Nigeria’s economy to grow on oil boost but won’t outpace poverty
The International Monetary Fund (IMF) has increased Nigeria’s growth forecast for this year to 2.6 percent from an earlier prediction of 2.5 percent amid the rally in oil prices, but analysts say the improved growth will not bring relief to people in the world’s poverty capital.
The growth revision was made in the IMF’s October 2021 World Economic Outlook Report, which was released Tuesday.
The projection for 2022 was also raised to 2.7 per cent from 2.6 percent.
The improved outlook for the economy is a result of the rally in oil prices which is currently trading at a 7yr high at over $80 per barrel. A barrel of Brent Crude sold for $83 Wednesday, according to Bloomberg data, as oil races towards $90 per barrel on the back of an energy crunch.
Nigeria, Africa’s top exporter of the commodity is expected to reap some benefits from the rally, according to the IMF, even though the benefit is muted as it has only translated to a 0.1 percent points upgrade.
The upgrade however comes at a time when the Washington-based lender has downgraded global growth projections for 2021 due to the adverse impact of supply chain disruptions on advanced economies even as the lack of access to Covid-19 vaccines holds back prospects for the emerging economies.
“Partially offsetting these changes, projections for some commodity exporters have been upgraded on the back of rising commodity prices,” Gita Gopinath, the Economic Counsellor/Director of Research, IMF said.

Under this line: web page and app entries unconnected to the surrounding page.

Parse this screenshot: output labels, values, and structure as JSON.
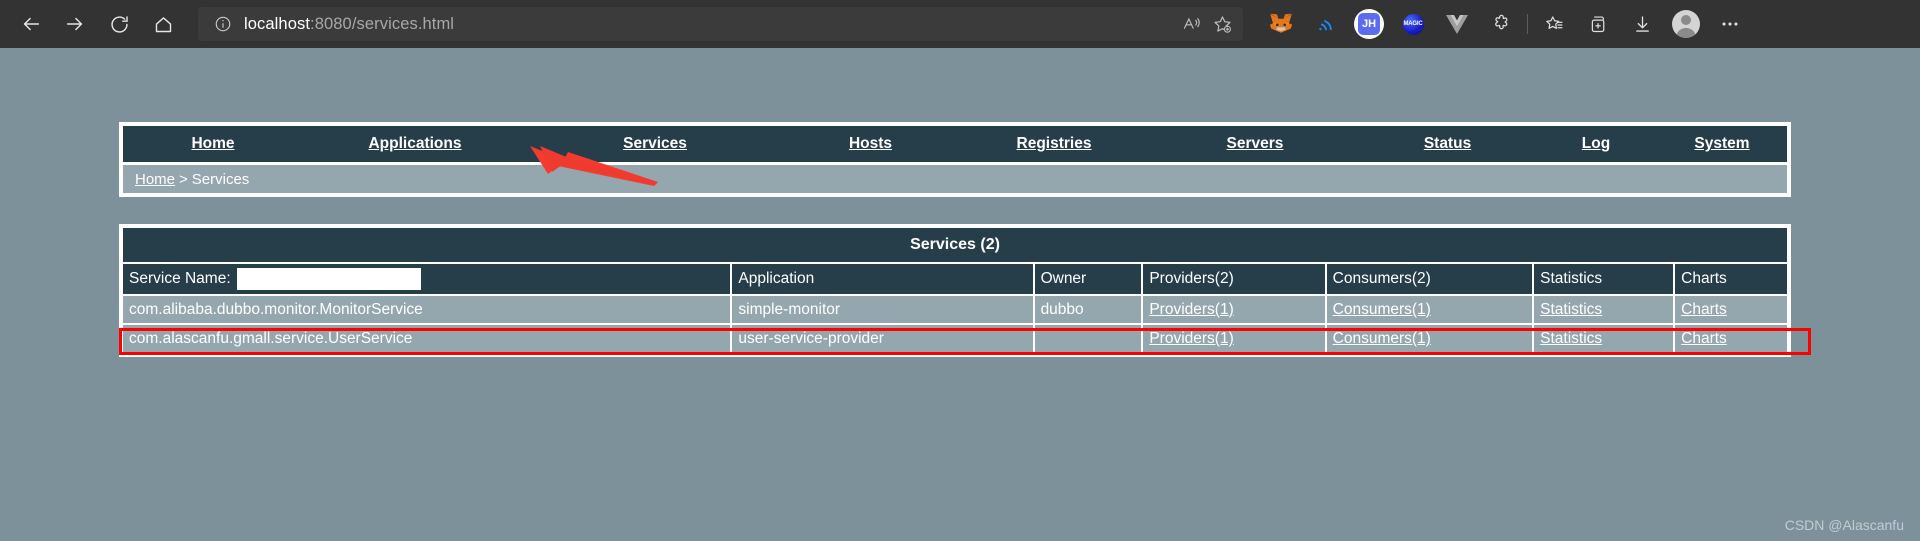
{
  "browser": {
    "back_label": "Back",
    "forward_label": "Forward",
    "refresh_label": "Refresh",
    "home_label": "Home",
    "site_info_label": "View site information",
    "url_host": "localhost",
    "url_rest": ":8080/services.html",
    "read_aloud_label": "Read aloud",
    "favorite_label": "Add this page to favorites",
    "ext_metamask_label": "MetaMask",
    "ext_rss_label": "RSS Feed Reader",
    "ext_jh_label": "JH",
    "ext_jh_text": "JH",
    "ext_magic_label": "Magic",
    "ext_magic_text": "MAGIC",
    "ext_vue_label": "Vue Devtools",
    "ext_puzzle_label": "Extensions",
    "collections_label": "Collections",
    "favorites_bar_label": "Favorites",
    "downloads_label": "Downloads",
    "profile_label": "Profile",
    "settings_label": "Settings and more"
  },
  "nav": {
    "items": [
      {
        "label": "Home",
        "cls": "m-home"
      },
      {
        "label": "Applications",
        "cls": "m-applications"
      },
      {
        "label": "Services",
        "cls": "m-services"
      },
      {
        "label": "Hosts",
        "cls": "m-hosts"
      },
      {
        "label": "Registries",
        "cls": "m-registries"
      },
      {
        "label": "Servers",
        "cls": "m-servers"
      },
      {
        "label": "Status",
        "cls": "m-status"
      },
      {
        "label": "Log",
        "cls": "m-log"
      },
      {
        "label": "System",
        "cls": "m-system"
      }
    ]
  },
  "breadcrumb": {
    "home": "Home",
    "separator": ">",
    "current": "Services"
  },
  "table": {
    "title": "Services (2)",
    "search_label": "Service Name:",
    "search_value": "",
    "search_placeholder": "",
    "headers": {
      "application": "Application",
      "owner": "Owner",
      "providers": "Providers(2)",
      "consumers": "Consumers(2)",
      "statistics": "Statistics",
      "charts": "Charts"
    },
    "rows": [
      {
        "service": "com.alibaba.dubbo.monitor.MonitorService",
        "application": "simple-monitor",
        "owner": "dubbo",
        "providers": "Providers(1)",
        "consumers": "Consumers(1)",
        "statistics": "Statistics",
        "charts": "Charts",
        "highlighted": false
      },
      {
        "service": "com.alascanfu.gmall.service.UserService",
        "application": "user-service-provider",
        "owner": "",
        "providers": "Providers(1)",
        "consumers": "Consumers(1)",
        "statistics": "Statistics",
        "charts": "Charts",
        "highlighted": true
      }
    ]
  },
  "annotations": {
    "arrow_target": "Services",
    "highlight_row": "com.alascanfu.gmall.service.UserService"
  },
  "watermark": "CSDN @Alascanfu",
  "colors": {
    "header_dark": "#263d4a",
    "row_bg": "#94a7ae",
    "page_bg": "#7c9199",
    "annotation_red": "#ff0000"
  }
}
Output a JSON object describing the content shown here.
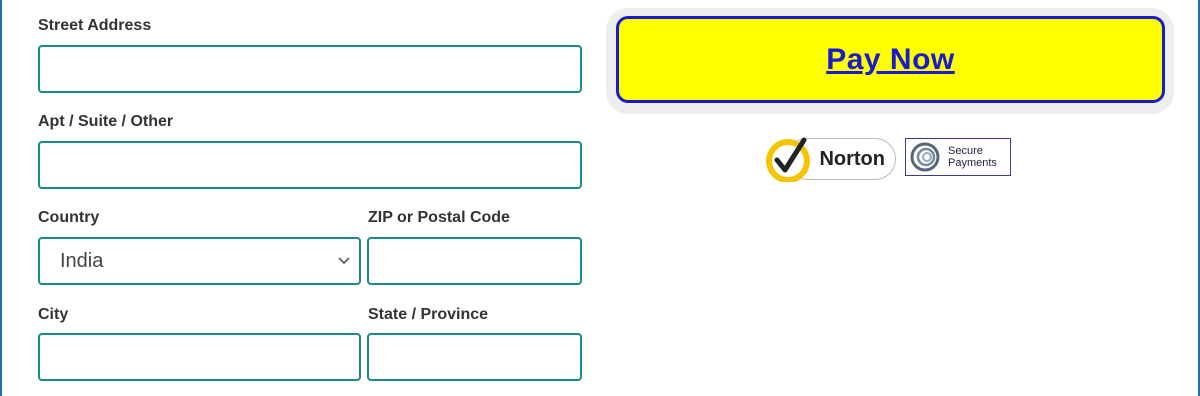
{
  "form": {
    "street_address": {
      "label": "Street Address",
      "value": ""
    },
    "apt_suite": {
      "label": "Apt / Suite / Other",
      "value": ""
    },
    "country": {
      "label": "Country",
      "selected": "India"
    },
    "zip": {
      "label": "ZIP or Postal Code",
      "value": ""
    },
    "city": {
      "label": "City",
      "value": ""
    },
    "state": {
      "label": "State / Province",
      "value": ""
    }
  },
  "payment": {
    "pay_label": "Pay Now",
    "button_color": "#ffff00",
    "button_border_color": "#1a1ad0"
  },
  "badges": {
    "norton": {
      "text": "Norton",
      "icon": "norton-check-icon"
    },
    "secure_payments": {
      "line1": "Secure",
      "line2": "Payments",
      "icon": "secure-payments-icon"
    }
  },
  "colors": {
    "field_border": "#1a8a8a",
    "frame_border": "#1f6fb5"
  }
}
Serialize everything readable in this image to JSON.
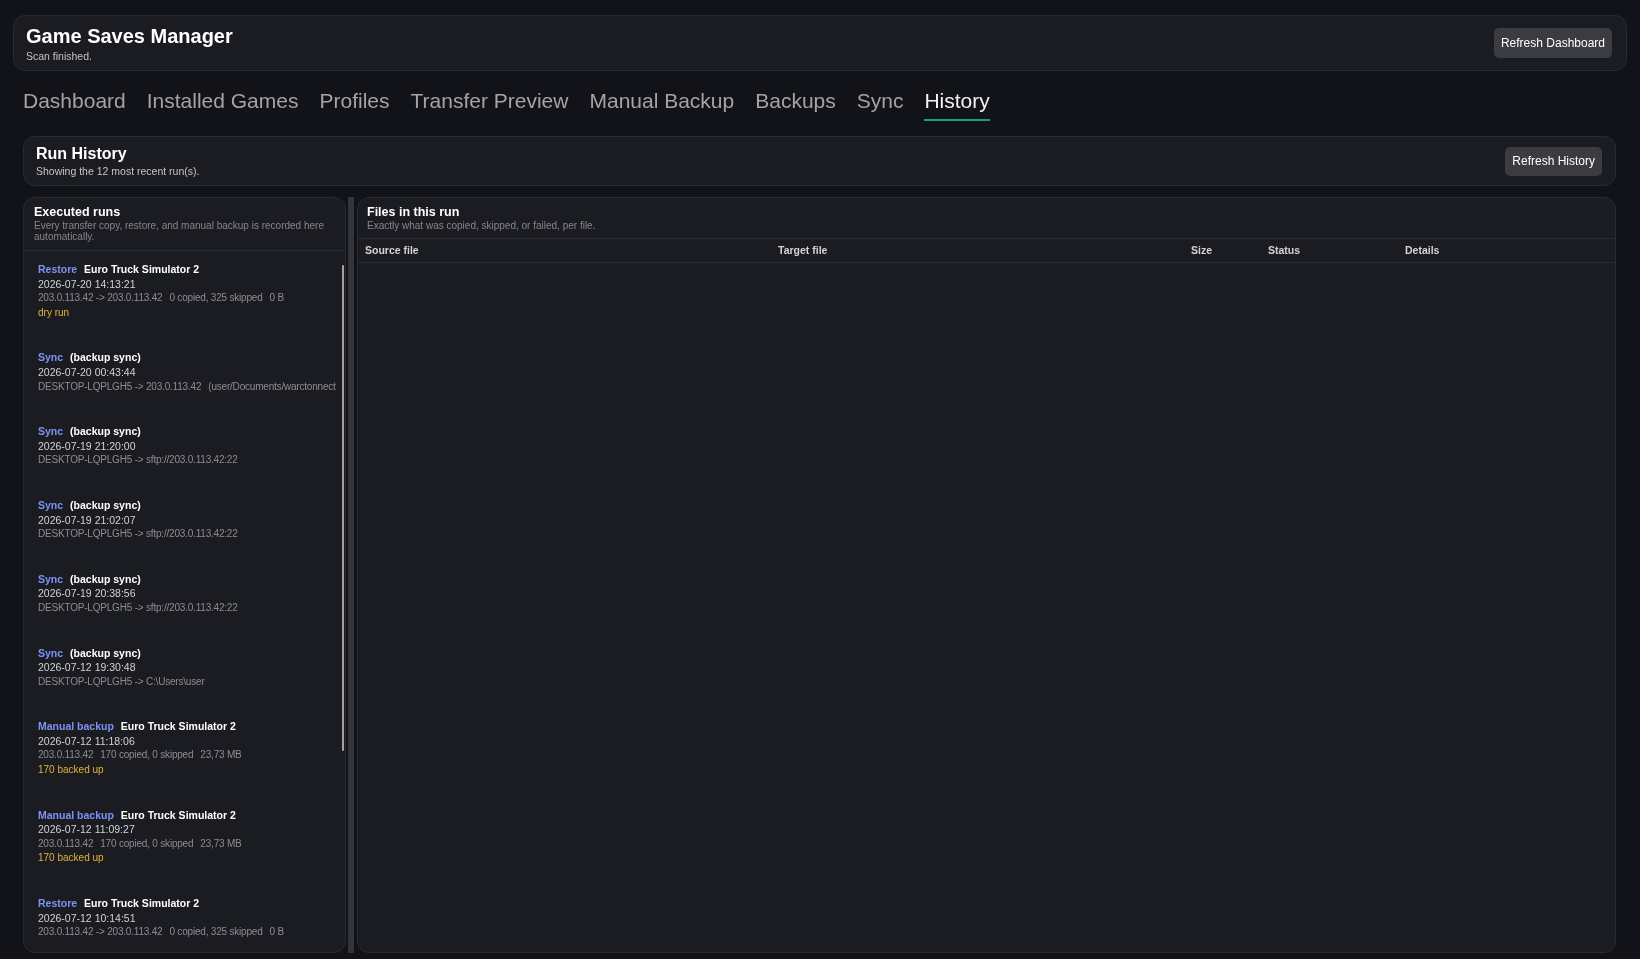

“Pandemic-related disruptions to contact-intensive sectors have caused the labour market recovery to significantly lag the output recovery in most countries,” Gopinath added.
The IMF’s growth outlook for Nigeria is more optimistic than the World Bank’s 2.4 percent estimate but lower than the government’s 3 percent target.
Nigerian analysts see the IMF’s projection as achievable considering the gradual economic recovery and the ongoing vaccination exercise in the country but said it would still be unable to reduce poverty in a country that is home to the highest number of poor people globally.
“It is a slight improvement over July 2021 growth forecast but still below the country’s population growth rate and below the growth potential of the country which means it brings no relief for rising poverty levels,” said Ayodele Akinwunmi, relationship manager, corporate banking at FSDH Merchant Bank Limited.
Akinwunmi said it meant more policies were required to unlock the growth potential of the country in order to achieve sustainable growth that is inclusive and able to reduce poverty.
Nigeria’s real GDP Year-on-Year real expanded by 5 percent in the second quarter (Q2) of 2021, the highest since 2014.
But it was due to the base effect following the implementation of lockdown and restrictions in Q2 2020.
“The deeper an economy contracted in 2020Q2, the higher it will grow in 2021Q2,” said Doyin Salami, Chairman, Presidential Advisory Committee on the Economy.
“In the third and fourth quarters of 2021, the base effect is expected to fade out. Hence, growth will be lower,” Salami said.
Ayodeji Ebo, head, retail investment, Chapel Hill Denham also said the IMF’s projection is achievable given the increase in business activities so far this year.
Additionally, he said the impact of COVID has been minimal on the economy and vaccination is progressing albeit at a slow pace.
Elsewhere, the global growth projection for 2021 was downgraded by 0.1 percentage points to 5.9 per cent, while the global growth forecast for 2022 remained unchanged at 4.9 per cent.
The IMF’s Gopinath said “Pandemic outbreaks in critical links of global supply chains have resulted in longer-than-expected supply disruptions, further feeding inflation in many countries. Overall, risks to economic prospects have increased, and policy trade-offs have become more complex,” she said.